**REQUIRED ACTION:** An exact, complete copy of the entries is needed, with the pictures left out.

(Recorded data)
--------------------------------------------------

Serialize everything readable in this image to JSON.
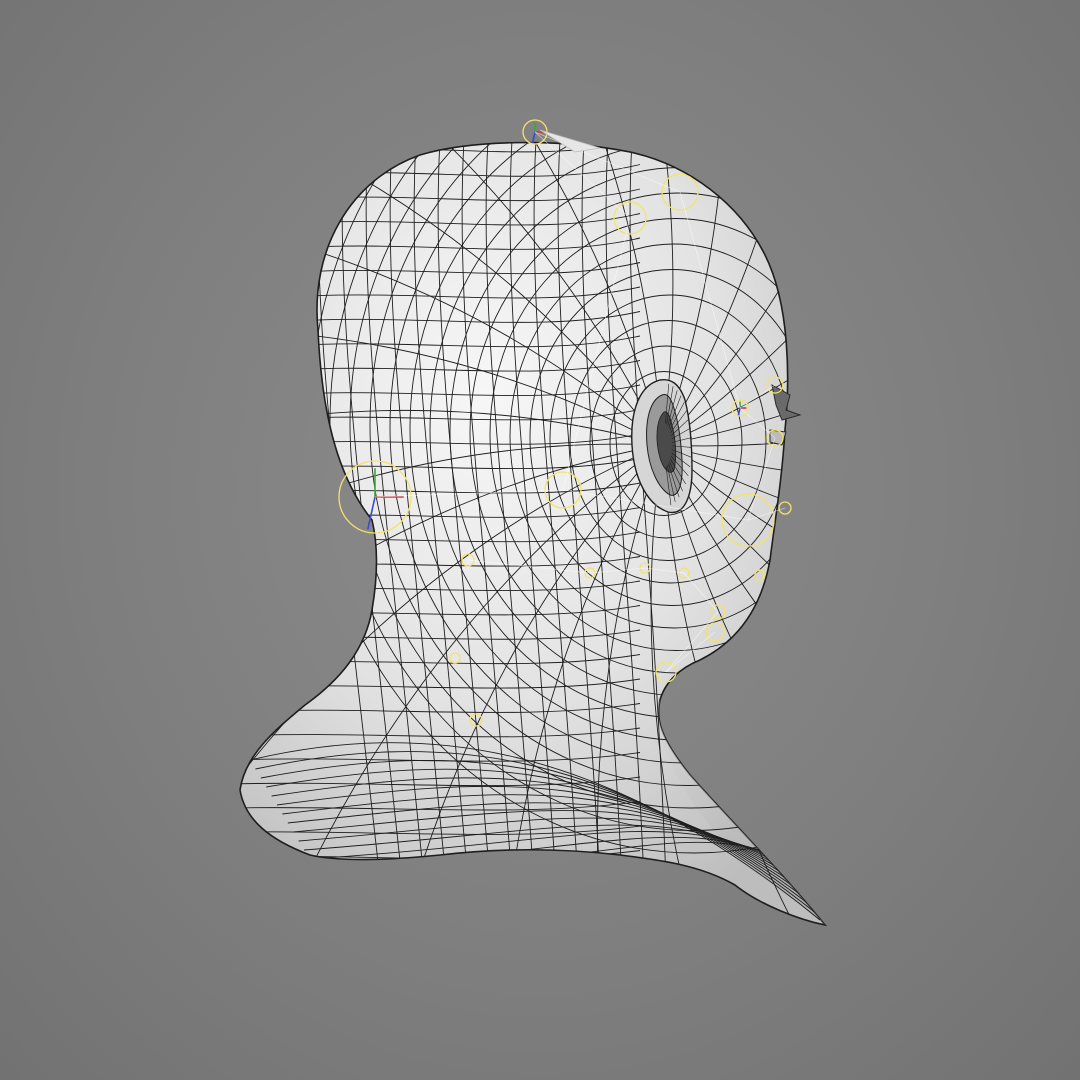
{
  "viewport": {
    "background_color": "#808080",
    "view": "perspective"
  },
  "model": {
    "object": "head-bust",
    "display_mode": "wireframe-on-shaded",
    "surface_color": "#e8e8e8",
    "wire_color": "#1e1e1e"
  },
  "rig": {
    "control_color": "#f2e36a",
    "axis_colors": {
      "x": "#d23a3a",
      "y": "#3aa83a",
      "z": "#3a4bd2"
    }
  }
}
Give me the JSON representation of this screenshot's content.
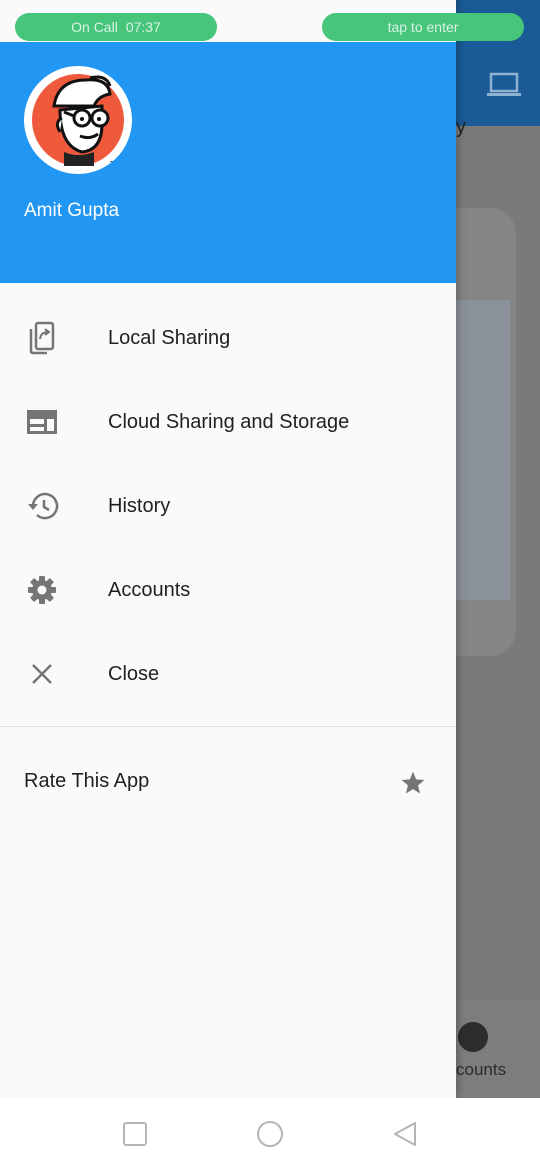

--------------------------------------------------

**RESULT FOR THIS TASK:**
Serialize everything readable in this image to JSON.
{
  "viewport": {
    "background_color": "#808080",
    "view": "perspective"
  },
  "model": {
    "object": "head-bust",
    "display_mode": "wireframe-on-shaded",
    "surface_color": "#e8e8e8",
    "wire_color": "#1e1e1e"
  },
  "rig": {
    "control_color": "#f2e36a",
    "axis_colors": {
      "x": "#d23a3a",
      "y": "#3aa83a",
      "z": "#3a4bd2"
    }
  }
}
Give me the JSON representation of this screenshot's content.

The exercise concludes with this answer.